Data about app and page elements
╭──
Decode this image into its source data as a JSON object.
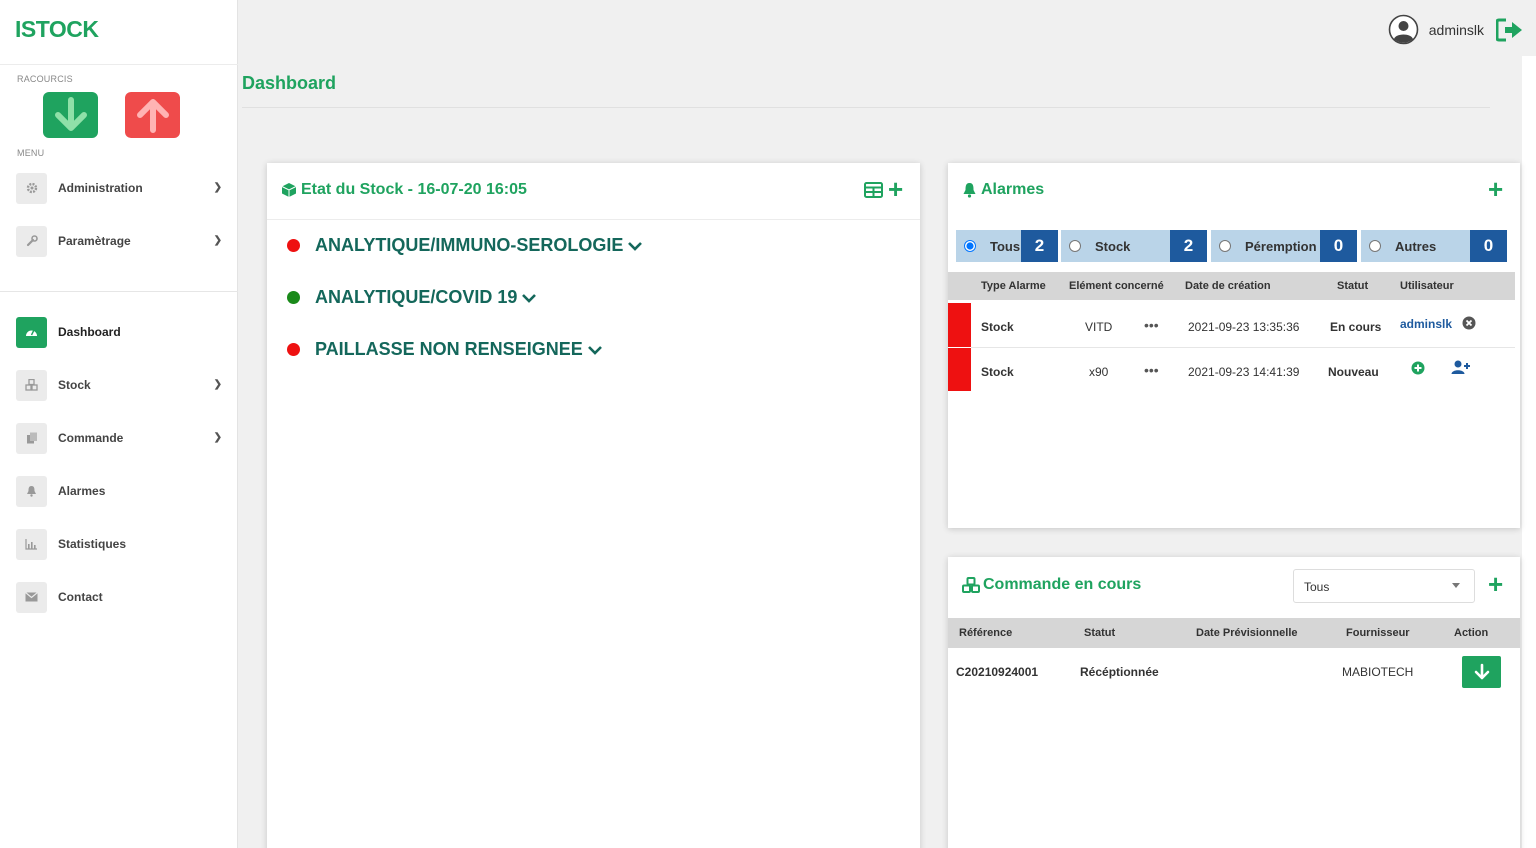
{
  "app": {
    "logo": "ISTOCK"
  },
  "sidebar": {
    "shortcuts_label": "RACOURCIS",
    "menu_label": "MENU",
    "items": [
      {
        "label": "Administration",
        "icon": "gear-icon"
      },
      {
        "label": "Paramètrage",
        "icon": "wrench-icon"
      },
      {
        "label": "Dashboard",
        "icon": "dashboard-icon"
      },
      {
        "label": "Stock",
        "icon": "cubes-icon"
      },
      {
        "label": "Commande",
        "icon": "copy-icon"
      },
      {
        "label": "Alarmes",
        "icon": "bell-icon"
      },
      {
        "label": "Statistiques",
        "icon": "bar-chart-icon"
      },
      {
        "label": "Contact",
        "icon": "envelope-icon"
      }
    ]
  },
  "header": {
    "username": "adminslk",
    "page_title": "Dashboard"
  },
  "stock_panel": {
    "title": "Etat du Stock - 16-07-20 16:05",
    "rows": [
      {
        "label": "ANALYTIQUE/IMMUNO-SEROLOGIE",
        "status_color": "#ee1111"
      },
      {
        "label": "ANALYTIQUE/COVID 19",
        "status_color": "#1a8a1a"
      },
      {
        "label": "PAILLASSE NON RENSEIGNEE",
        "status_color": "#ee1111"
      }
    ]
  },
  "alarms_panel": {
    "title": "Alarmes",
    "tabs": [
      {
        "label": "Tous",
        "count": "2",
        "selected": true
      },
      {
        "label": "Stock",
        "count": "2",
        "selected": false
      },
      {
        "label": "Péremption",
        "count": "0",
        "selected": false
      },
      {
        "label": "Autres",
        "count": "0",
        "selected": false
      }
    ],
    "columns": [
      "Type Alarme",
      "Elément concerné",
      "Date de création",
      "Statut",
      "Utilisateur"
    ],
    "rows": [
      {
        "type": "Stock",
        "element": "VITD",
        "more": "•••",
        "date": "2021-09-23 13:35:36",
        "status": "En cours",
        "user": "adminslk"
      },
      {
        "type": "Stock",
        "element": "x90",
        "more": "•••",
        "date": "2021-09-23 14:41:39",
        "status": "Nouveau",
        "user": ""
      }
    ]
  },
  "orders_panel": {
    "title": "Commande en cours",
    "filter_value": "Tous",
    "columns": [
      "Référence",
      "Statut",
      "Date Prévisionnelle",
      "Fournisseur",
      "Action"
    ],
    "rows": [
      {
        "reference": "C20210924001",
        "status": "Récéptionnée",
        "date": "",
        "supplier": "MABIOTECH"
      }
    ]
  },
  "colors": {
    "accent": "#1fa35f",
    "danger": "#ef4b4b",
    "alarm_row": "#ee1111",
    "tab_bg": "#bad4e8",
    "tab_count_bg": "#1e5a9e",
    "stock_label": "#14675b"
  }
}
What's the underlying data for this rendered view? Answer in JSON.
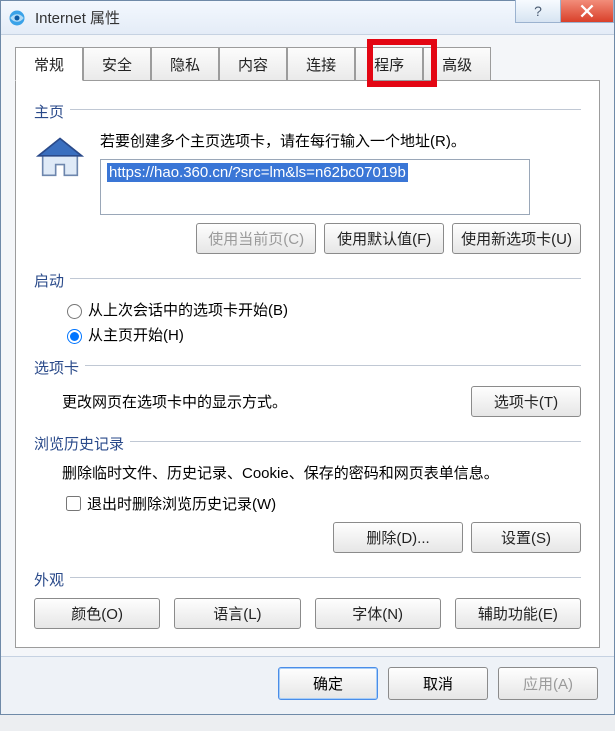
{
  "window": {
    "title": "Internet 属性"
  },
  "tabs": {
    "general": "常规",
    "security": "安全",
    "privacy": "隐私",
    "content": "内容",
    "connections": "连接",
    "programs": "程序",
    "advanced": "高级"
  },
  "homepage": {
    "section": "主页",
    "desc": "若要创建多个主页选项卡，请在每行输入一个地址(R)。",
    "url": "https://hao.360.cn/?src=lm&ls=n62bc07019b",
    "use_current": "使用当前页(C)",
    "use_default": "使用默认值(F)",
    "use_newtab": "使用新选项卡(U)"
  },
  "startup": {
    "section": "启动",
    "from_last": "从上次会话中的选项卡开始(B)",
    "from_home": "从主页开始(H)"
  },
  "tabs_section": {
    "section": "选项卡",
    "desc": "更改网页在选项卡中的显示方式。",
    "button": "选项卡(T)"
  },
  "history": {
    "section": "浏览历史记录",
    "desc": "删除临时文件、历史记录、Cookie、保存的密码和网页表单信息。",
    "delete_on_exit": "退出时删除浏览历史记录(W)",
    "delete": "删除(D)...",
    "settings": "设置(S)"
  },
  "appearance": {
    "section": "外观",
    "colors": "颜色(O)",
    "languages": "语言(L)",
    "fonts": "字体(N)",
    "accessibility": "辅助功能(E)"
  },
  "footer": {
    "ok": "确定",
    "cancel": "取消",
    "apply": "应用(A)"
  }
}
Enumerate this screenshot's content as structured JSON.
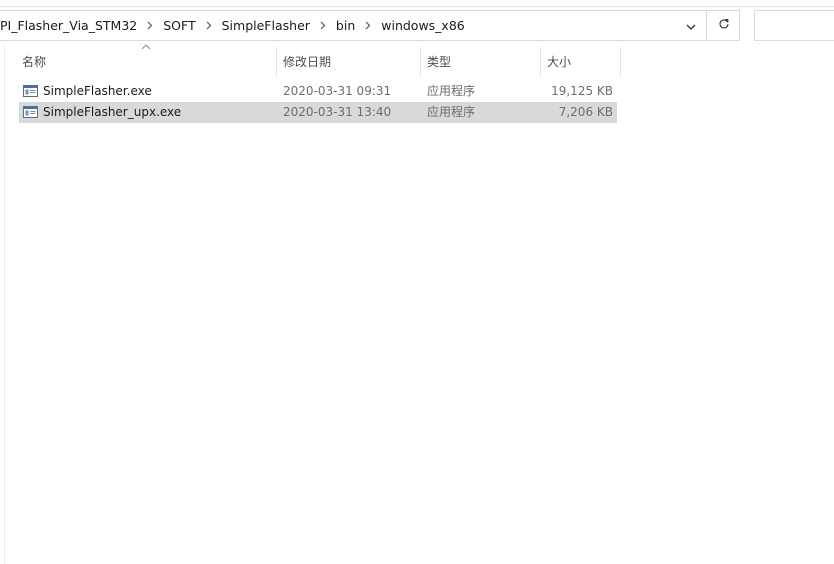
{
  "address_bar": {
    "breadcrumbs": [
      "PI_Flasher_Via_STM32",
      "SOFT",
      "SimpleFlasher",
      "bin",
      "windows_x86"
    ]
  },
  "columns": {
    "name": "名称",
    "date": "修改日期",
    "type": "类型",
    "size": "大小"
  },
  "files": [
    {
      "name": "SimpleFlasher.exe",
      "date": "2020-03-31 09:31",
      "type": "应用程序",
      "size": "19,125 KB",
      "selected": false
    },
    {
      "name": "SimpleFlasher_upx.exe",
      "date": "2020-03-31 13:40",
      "type": "应用程序",
      "size": "7,206 KB",
      "selected": true
    }
  ],
  "icons": {
    "dropdown": "chevron-down-icon",
    "refresh": "refresh-icon",
    "file": "exe-file-icon",
    "sort": "sort-ascending-icon"
  },
  "colors": {
    "selection": "#d9d9d9",
    "border": "#d9d9d9",
    "secondary_text": "#6d6d6d"
  }
}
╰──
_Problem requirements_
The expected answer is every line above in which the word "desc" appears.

_Your solution_
    "desc": "若要创建多个主页选项卡，请在每行输入一个地址(R)。",
    "desc": "更改网页在选项卡中的显示方式。",
    "desc": "删除临时文件、历史记录、Cookie、保存的密码和网页表单信息。",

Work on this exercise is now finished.